From nowhere into nowhere nothing’s run.

The same word resounds in two of his last plays: the old man in Purgatory says at the end, “Twice a murderer and all for nothing,” and the last speech of The Herne’s Egg includes the line, “All that trouble and nothing to show for it….” Yet in another late work, the poem entitled “The Gyres,” Yeats insisted that out of “any rich dark nothing” the whole gazebo would be built up once again. He could conceive of nothing as empty and also as pregnant. I think he saw with increasing rawness the clash between the urge to have done with fine distinctions, subtle passions, and differentiated matter, and the urge to keep them at all costs. In his last play, The Death of Cuchulain, the final chorus asks,

Are those things that men adore and loathe Their sole reality?

Yeats had begun to evolve a theory beyond A Vision, of how the varying panoply of the material world is really the reflection of spirits and their changing relations to each other. This was perhaps one of the explorations he did not live to complete. With a bow to skepticism, and yet a last rebellion against it, he said in one of his final letters, “Man can embody the truth but he cannot know it.”

Mrs. Yeats held views sufficiently at odds with his own to protect him from complacency. Mostly she tried to make possible his last poems. She knew his agitated spirit, knew also that he could be absurd and difficult as well as witty and sympathetic. She knew as well how he could overstate and then have second thoughts, and had helped him save himself from many follies. She had made it possible for him to shape the symbology and ideology of his major poetry. One quality in her husband never ceased to astonish her, and she pointed it out to me as something I had not mentioned. This was his extraordinary sense of the way things would look to people later on. Very possibly he knew that she would be at the center of his story. If she bore his impress, he also bore hers.

When I had completed Yeats: The Man and the Masks, to which she did not object, I wrote, after the passage of some years, a biography of Yeats’s friend James Joyce. I asked Mrs. Yeats if I might dedicate it to her, and she acquiesced. Should I say, “To Mrs. W.B. Yeats,” “To Mrs. George Yeats,” or “To George Yeats”? I asked her. “That’s for you to decide,” she said. I settled on “To George Yeats,” to make explicit what I hope I have represented here, her independence, her astuteness, her humor. Marriage to Yeats was as problem-ridden as it was magnificent. She lived through it with self-possession, with generosity, with something like nobility.
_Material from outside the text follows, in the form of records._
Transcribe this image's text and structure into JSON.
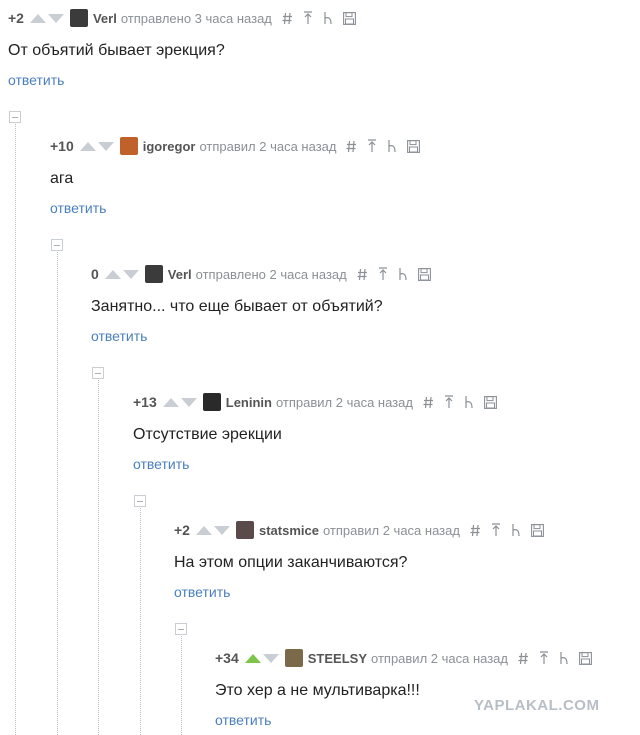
{
  "comments": [
    {
      "score": "+2",
      "user": "Verl",
      "meta": "отправлено 3 часа назад",
      "text": "От объятий бывает эрекция?",
      "reply": "ответить",
      "avatar_color": "#3b3b3b",
      "upvoted": false
    },
    {
      "score": "+10",
      "user": "igoregor",
      "meta": "отправил 2 часа назад",
      "text": "ага",
      "reply": "ответить",
      "avatar_color": "#c0602a",
      "upvoted": false
    },
    {
      "score": "0",
      "user": "Verl",
      "meta": "отправлено 2 часа назад",
      "text": "Занятно... что еще бывает от объятий?",
      "reply": "ответить",
      "avatar_color": "#3b3b3b",
      "upvoted": false
    },
    {
      "score": "+13",
      "user": "Leninin",
      "meta": "отправил 2 часа назад",
      "text": "Отсутствие эрекции",
      "reply": "ответить",
      "avatar_color": "#2a2a2a",
      "upvoted": false
    },
    {
      "score": "+2",
      "user": "statsmice",
      "meta": "отправил 2 часа назад",
      "text": "На этом опции заканчиваются?",
      "reply": "ответить",
      "avatar_color": "#5a4a4a",
      "upvoted": false
    },
    {
      "score": "+34",
      "user": "STEELSY",
      "meta": "отправил 2 часа назад",
      "text": "Это хер а не мультиварка!!!",
      "reply": "ответить",
      "avatar_color": "#7a6a4a",
      "upvoted": true
    }
  ],
  "tool_icons": [
    "hash-icon",
    "parent-arrow-icon",
    "branch-icon",
    "save-icon"
  ],
  "colors": {
    "link": "#4a7fbf",
    "upvote_active": "#7fc44a",
    "meta": "#8a9096"
  },
  "watermark": "YAPLAKAL.COM"
}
Copyright © 1979 by Richard Ellmann.

This Issue

May 17, 1979